Moreover, employment rates based on level of education—including lower than primary, primary, and lower secondary education—stand in relatively similar groups for both native-born foreign-borns (53 percent) and foreign-born 56 percent. Persons.
Employment rates for individuals with a higher level of education, such as those with college degrees, varied by 10 percent. 77 percent of foreign-born work compared to 87 percent of country-born who have a job.
A difference in employment rates was also observed for those with an intermediate level of education (in most non-secondary or post-secondary education), as the following graph shows:
According to demographic data, men hold more job positions than women in all immigration and education settings.
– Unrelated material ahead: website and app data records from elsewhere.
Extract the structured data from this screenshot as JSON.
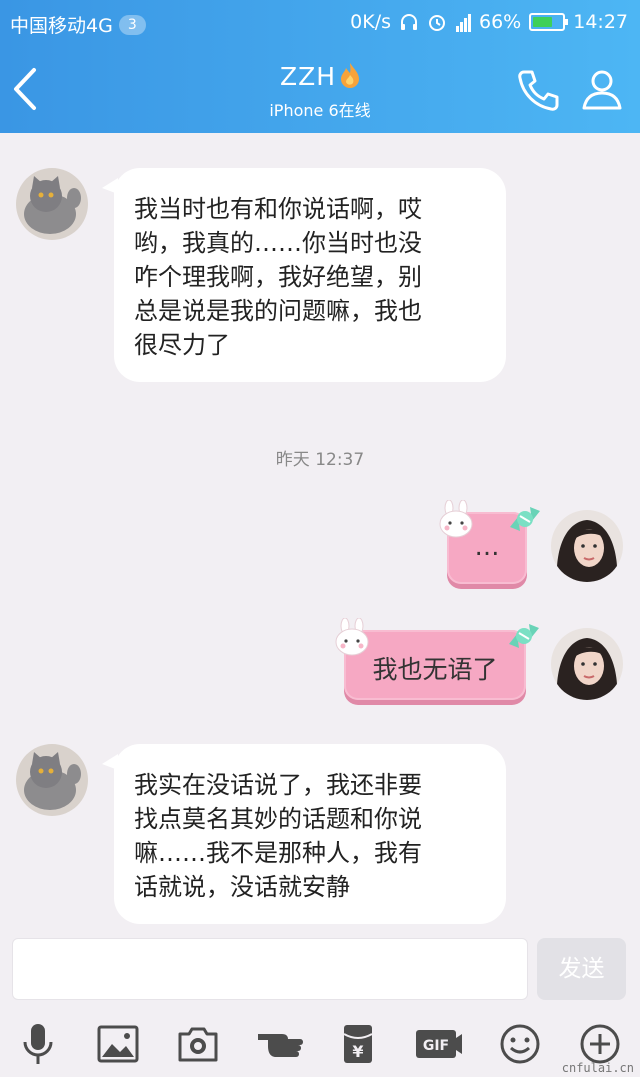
{
  "status_bar": {
    "carrier": "中国移动4G",
    "carrier_badge": "3",
    "speed": "0K/s",
    "battery_percent": "66%",
    "battery_level": 0.66,
    "time": "14:27"
  },
  "header": {
    "contact_name": "ZZH",
    "status": "iPhone 6在线",
    "back_icon": "chevron-left-icon",
    "call_icon": "phone-icon",
    "profile_icon": "person-icon"
  },
  "messages": [
    {
      "side": "left",
      "lines": [
        "我当时也有和你说话啊，哎",
        "哟，我真的……你当时也没",
        "咋个理我啊，我好绝望，别",
        "总是说是我的问题嘛，我也",
        "很尽力了"
      ]
    },
    {
      "side": "right",
      "text": "…"
    },
    {
      "side": "right",
      "text": "我也无语了"
    },
    {
      "side": "left",
      "lines": [
        "我实在没话说了，我还非要",
        "找点莫名其妙的话题和你说",
        "嘛……我不是那种人，我有",
        "话就说，没话就安静"
      ]
    }
  ],
  "timestamp": "昨天  12:37",
  "input": {
    "value": "",
    "send_label": "发送"
  },
  "toolbar": [
    "microphone-icon",
    "image-icon",
    "camera-icon",
    "poke-icon",
    "red-packet-icon",
    "gif-icon",
    "emoji-icon",
    "plus-icon"
  ],
  "watermark": "cnfulai.cn",
  "colors": {
    "header_gradient_start": "#3a96e4",
    "header_gradient_end": "#4db6f4",
    "chat_background": "#f2eff3",
    "right_bubble": "#f6a8c3"
  }
}
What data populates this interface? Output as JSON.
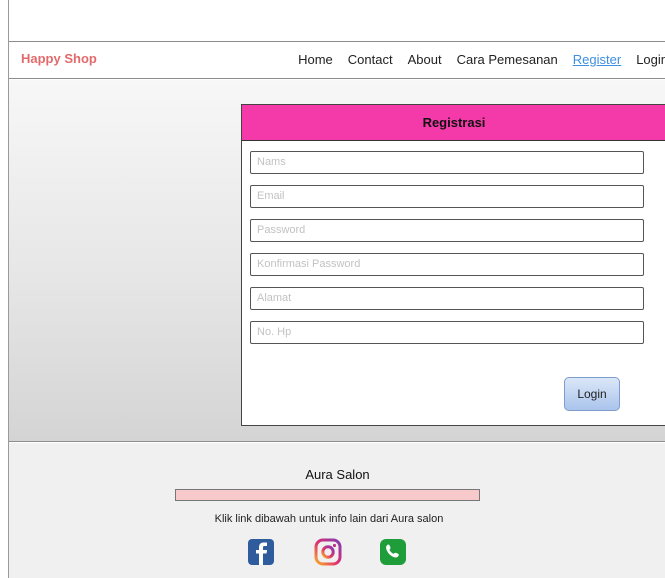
{
  "header": {
    "brand": "Happy Shop",
    "nav": [
      "Home",
      "Contact",
      "About",
      "Cara Pemesanan",
      "Register",
      "Login"
    ]
  },
  "form": {
    "title": "Registrasi",
    "fields": [
      {
        "placeholder": "Nams"
      },
      {
        "placeholder": "Email"
      },
      {
        "placeholder": "Password"
      },
      {
        "placeholder": "Konfirmasi Password"
      },
      {
        "placeholder": "Alamat"
      },
      {
        "placeholder": "No. Hp"
      }
    ],
    "submit_label": "Login"
  },
  "footer": {
    "title": "Aura Salon",
    "text": "Klik link dibawah untuk info lain dari Aura salon",
    "social": [
      "facebook-icon",
      "instagram-icon",
      "whatsapp-icon"
    ]
  },
  "colors": {
    "brand": "#e36a6a",
    "active_link": "#3d8fe0",
    "form_header": "#f43aa8",
    "footer_bar": "#f8c9cb"
  }
}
However, the smallest difference in rates between the sexes was observed between those born of indigenous, mixed, and foreign descent with a high level of education, representing a variance of 4 percent for indigenous and mixed backgrounds and five percentage points of the difference between the sexes. foreign background).
On the other hand, foreign-borns had the most significant differences, from 12 percentage points for those with a high level of education to 24 percentage points for those with a low level of education. In general, the data show that the higher the level of education between groups, the narrower the gender gap for all categories of immigration status.
TheSchengen.com previously reported that ICT education was dominated by men in the European Union with 83 per cent of the 2.7 million people working in this field being men. On the other hand, the percentage of female employees in ICT education was 17.2 percent.
“These EU-specific patterns underscore the fact that between 2010 and 2020, the number of people employed in ICT education grew, on average, for both men and women in 15 of the 23 EU member states for which data are available.” , reads the Eurostat statement.
This means that besides the numbers in the field have increased, the gender gap in employment is still evident.